### WORK REQUIRED
Here is a listing; restate all of it exactly.

=== MATERIAL FOR THE TASK ===

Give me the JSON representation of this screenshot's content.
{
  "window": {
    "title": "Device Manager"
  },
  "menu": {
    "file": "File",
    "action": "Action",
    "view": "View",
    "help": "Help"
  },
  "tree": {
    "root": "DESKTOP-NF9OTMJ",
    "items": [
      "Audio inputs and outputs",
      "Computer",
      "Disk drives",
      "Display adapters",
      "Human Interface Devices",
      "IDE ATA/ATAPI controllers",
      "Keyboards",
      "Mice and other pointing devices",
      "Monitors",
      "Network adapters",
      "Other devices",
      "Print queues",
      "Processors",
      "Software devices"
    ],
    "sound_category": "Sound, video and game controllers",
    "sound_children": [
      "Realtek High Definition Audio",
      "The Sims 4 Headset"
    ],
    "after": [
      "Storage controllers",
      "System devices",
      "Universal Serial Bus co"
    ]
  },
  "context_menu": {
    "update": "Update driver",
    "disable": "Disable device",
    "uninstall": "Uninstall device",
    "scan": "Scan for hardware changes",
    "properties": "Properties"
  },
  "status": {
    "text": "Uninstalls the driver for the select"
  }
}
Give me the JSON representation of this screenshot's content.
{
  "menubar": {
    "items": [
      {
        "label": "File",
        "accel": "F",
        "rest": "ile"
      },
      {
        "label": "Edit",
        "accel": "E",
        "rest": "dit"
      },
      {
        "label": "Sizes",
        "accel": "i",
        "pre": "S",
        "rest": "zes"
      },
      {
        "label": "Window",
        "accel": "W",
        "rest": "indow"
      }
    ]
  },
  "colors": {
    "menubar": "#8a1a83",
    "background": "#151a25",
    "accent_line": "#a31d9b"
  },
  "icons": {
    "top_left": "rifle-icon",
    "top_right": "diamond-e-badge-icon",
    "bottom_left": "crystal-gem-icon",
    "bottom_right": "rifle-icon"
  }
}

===

### SOLUTION TO THIS EXERCISE
Give me the JSON representation of this screenshot's content.
{
  "window": {
    "title": "Device Manager"
  },
  "menu": {
    "file": "File",
    "action": "Action",
    "view": "View",
    "help": "Help"
  },
  "tree": {
    "root": "DESKTOP-NF9OTMJ",
    "items": [
      "Audio inputs and outputs",
      "Computer",
      "Disk drives",
      "Display adapters",
      "Human Interface Devices",
      "IDE ATA/ATAPI controllers",
      "Keyboards",
      "Mice and other pointing devices",
      "Monitors",
      "Network adapters",
      "Other devices",
      "Print queues",
      "Processors",
      "Software devices"
    ],
    "sound_category": "Sound, video and game controllers",
    "sound_children": [
      "Realtek High Definition Audio",
      "The Sims 4 Headset"
    ],
    "after": [
      "Storage controllers",
      "System devices",
      "Universal Serial Bus co"
    ]
  },
  "context_menu": {
    "update": "Update driver",
    "disable": "Disable device",
    "uninstall": "Uninstall device",
    "scan": "Scan for hardware changes",
    "properties": "Properties"
  },
  "status": {
    "text": "Uninstalls the driver for the select"
  }
}
Give me the JSON representation of this screenshot's content.
{
  "menubar": {
    "items": [
      {
        "label": "File",
        "accel": "F",
        "rest": "ile"
      },
      {
        "label": "Edit",
        "accel": "E",
        "rest": "dit"
      },
      {
        "label": "Sizes",
        "accel": "i",
        "pre": "S",
        "rest": "zes"
      },
      {
        "label": "Window",
        "accel": "W",
        "rest": "indow"
      }
    ]
  },
  "colors": {
    "menubar": "#8a1a83",
    "background": "#151a25",
    "accent_line": "#a31d9b"
  },
  "icons": {
    "top_left": "rifle-icon",
    "top_right": "diamond-e-badge-icon",
    "bottom_left": "crystal-gem-icon",
    "bottom_right": "rifle-icon"
  }
}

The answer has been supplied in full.